Hail, adorable denizens of the psychedelic session room! Little golden bullshit-slicer, many-hands compassion person, eagle-headed buffalo, truly, you are beautiful.
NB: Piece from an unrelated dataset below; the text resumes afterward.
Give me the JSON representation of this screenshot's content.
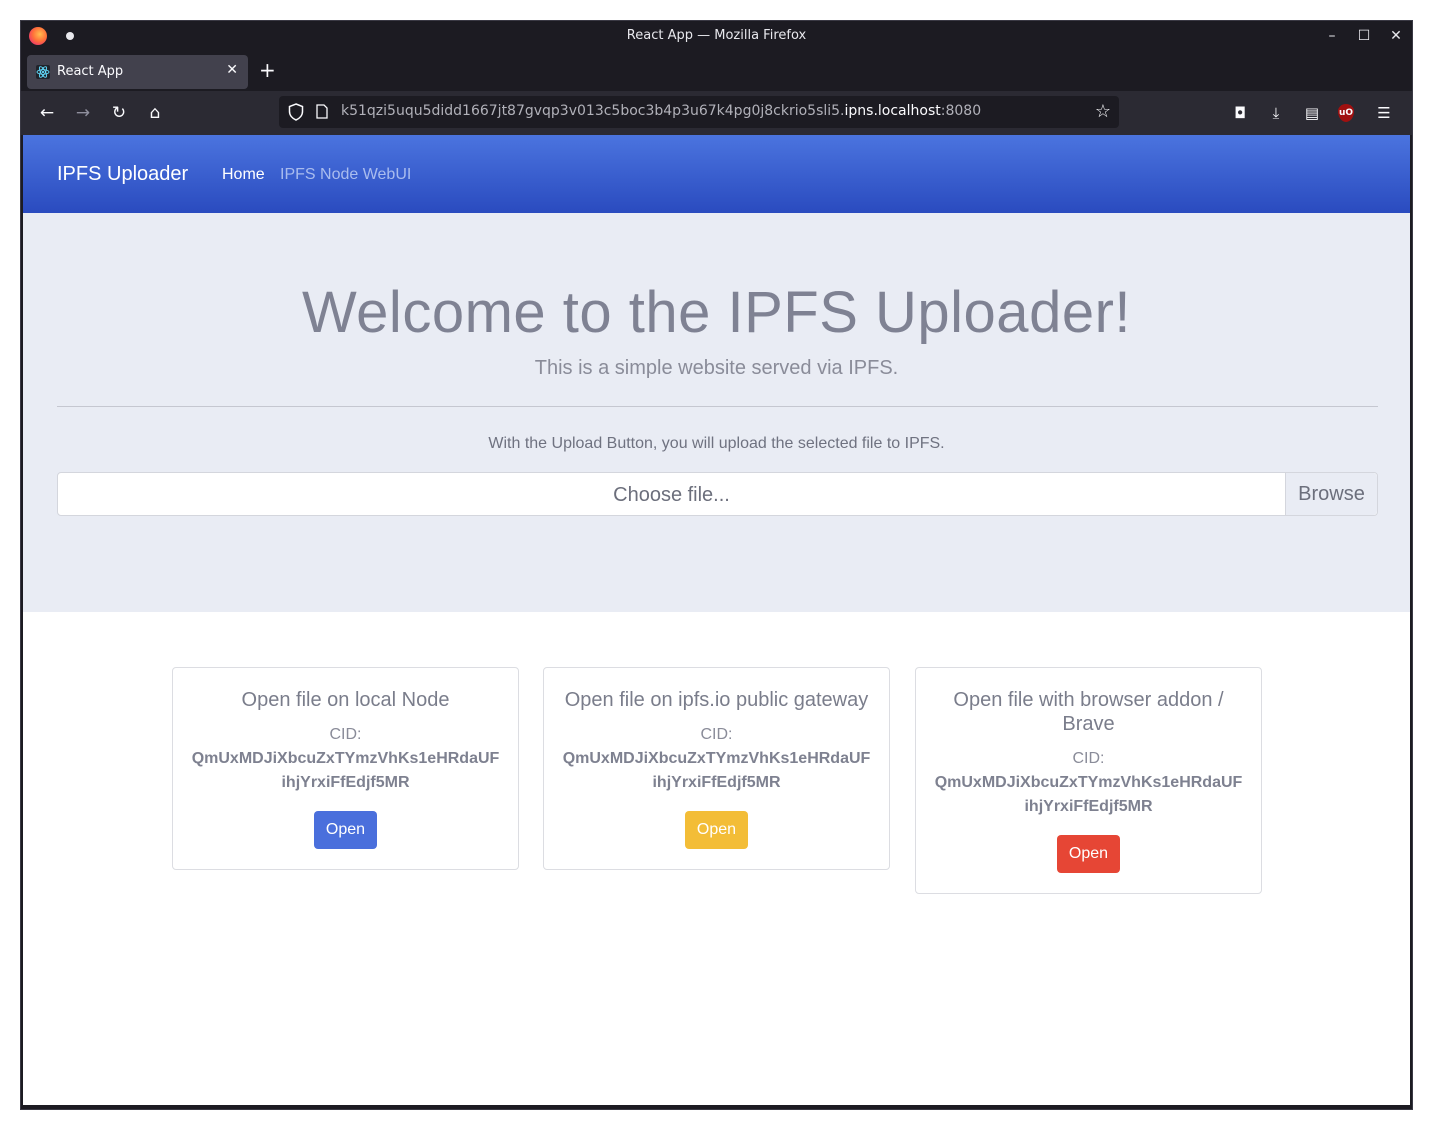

Today was: 2 rounds of dosing - 1st round placebo, 2nd one definitely not. 2 rounds of fMRI. 2 car trips through destroyed sections of Baltimore. Scattered, distracted mind, centered mind. Some crucifixion and dismemberment between friends, some sci-fi activity inside the big magnet, some realization of the ways I flinch from incarnating fully, and then, blessedly, a return to ground. It'll take me a little while to find narrative for all that, so in the meantime, I'll say thank you, to all those who've had a hand in teaching me to work with the nature of mind. Thank you, to my brother, for ferrying me back and forth to the session room, and putting up with the social oddities the situation. Thank you to my sister-in-law, for preparing tomato soup & grilled cheese to ease my hunger. Thank you to Theresa, for giving me her Avalokiteshvara, and to the whole JHMI crew, for doing such important work so beautifully.
A Wizard's Passport
Today I was back in the land of Psychedelics Reasearch, for a meeting with the JHMI Long-Term Meditators Study crew. What a lovely, humble, curious bunch of humans! Here is Dr. Roland Griffiths, pictured in the session room with his very own Inner Beauty Passport. Ever the conscientious scientist, he asked me about best practices: Is it best to fill the whole thing out in one wild fit of inspiration? Is it best to go bit by bit?
Every way the heart of compassion sees fit to proceed, will be fine.
Julie Püttgen is an artist, expressive arts therapist, and meditation teacher.
108 Names of Now